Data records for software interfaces

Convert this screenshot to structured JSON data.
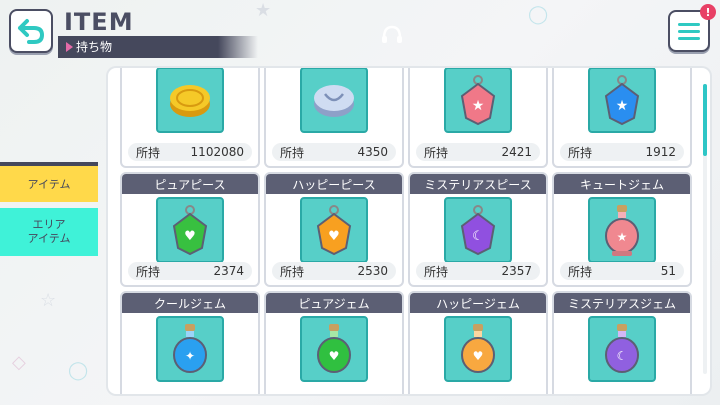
{
  "header": {
    "title": "ITEM",
    "subtitle": "持ち物",
    "back_icon": "back-arrow-icon",
    "menu_icon": "hamburger-menu-icon",
    "notification_badge": "!"
  },
  "tabs": [
    {
      "label": "アイテム",
      "selected": true
    },
    {
      "label": "エリア\nアイテム",
      "selected": false
    }
  ],
  "owned_label": "所持",
  "items_row1": [
    {
      "name": "",
      "count": "1102080",
      "icon": "gold-coin-icon",
      "color": "#f0c020"
    },
    {
      "name": "",
      "count": "4350",
      "icon": "silver-coin-icon",
      "color": "#b8c8e8"
    },
    {
      "name": "",
      "count": "2421",
      "icon": "pink-star-piece-icon",
      "color": "#f07080"
    },
    {
      "name": "",
      "count": "1912",
      "icon": "blue-star-piece-icon",
      "color": "#2a8ef0"
    }
  ],
  "items_row2": [
    {
      "name": "ピュアピース",
      "count": "2374",
      "icon": "green-heart-piece-icon",
      "color": "#38c040"
    },
    {
      "name": "ハッピーピース",
      "count": "2530",
      "icon": "orange-heart-piece-icon",
      "color": "#f8a020"
    },
    {
      "name": "ミステリアスピース",
      "count": "2357",
      "icon": "purple-moon-piece-icon",
      "color": "#9050e0"
    },
    {
      "name": "キュートジェム",
      "count": "51",
      "icon": "pink-jewel-bottle-icon",
      "color": "#f08890"
    }
  ],
  "items_row3": [
    {
      "name": "クールジェム",
      "count": "",
      "icon": "blue-jewel-bottle-icon",
      "color": "#2aa0f0"
    },
    {
      "name": "ピュアジェム",
      "count": "",
      "icon": "green-jewel-bottle-icon",
      "color": "#30c040"
    },
    {
      "name": "ハッピージェム",
      "count": "",
      "icon": "orange-jewel-bottle-icon",
      "color": "#f8a840"
    },
    {
      "name": "ミステリアスジェム",
      "count": "",
      "icon": "purple-jewel-bottle-icon",
      "color": "#9060e0"
    }
  ]
}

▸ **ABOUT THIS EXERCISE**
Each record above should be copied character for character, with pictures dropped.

▸ **WRITTEN SOLUTION**
Convert this screenshot to structured JSON data.
{
  "header": {
    "title": "ITEM",
    "subtitle": "持ち物",
    "back_icon": "back-arrow-icon",
    "menu_icon": "hamburger-menu-icon",
    "notification_badge": "!"
  },
  "tabs": [
    {
      "label": "アイテム",
      "selected": true
    },
    {
      "label": "エリア\nアイテム",
      "selected": false
    }
  ],
  "owned_label": "所持",
  "items_row1": [
    {
      "name": "",
      "count": "1102080",
      "icon": "gold-coin-icon",
      "color": "#f0c020"
    },
    {
      "name": "",
      "count": "4350",
      "icon": "silver-coin-icon",
      "color": "#b8c8e8"
    },
    {
      "name": "",
      "count": "2421",
      "icon": "pink-star-piece-icon",
      "color": "#f07080"
    },
    {
      "name": "",
      "count": "1912",
      "icon": "blue-star-piece-icon",
      "color": "#2a8ef0"
    }
  ],
  "items_row2": [
    {
      "name": "ピュアピース",
      "count": "2374",
      "icon": "green-heart-piece-icon",
      "color": "#38c040"
    },
    {
      "name": "ハッピーピース",
      "count": "2530",
      "icon": "orange-heart-piece-icon",
      "color": "#f8a020"
    },
    {
      "name": "ミステリアスピース",
      "count": "2357",
      "icon": "purple-moon-piece-icon",
      "color": "#9050e0"
    },
    {
      "name": "キュートジェム",
      "count": "51",
      "icon": "pink-jewel-bottle-icon",
      "color": "#f08890"
    }
  ],
  "items_row3": [
    {
      "name": "クールジェム",
      "count": "",
      "icon": "blue-jewel-bottle-icon",
      "color": "#2aa0f0"
    },
    {
      "name": "ピュアジェム",
      "count": "",
      "icon": "green-jewel-bottle-icon",
      "color": "#30c040"
    },
    {
      "name": "ハッピージェム",
      "count": "",
      "icon": "orange-jewel-bottle-icon",
      "color": "#f8a840"
    },
    {
      "name": "ミステリアスジェム",
      "count": "",
      "icon": "purple-jewel-bottle-icon",
      "color": "#9060e0"
    }
  ]
}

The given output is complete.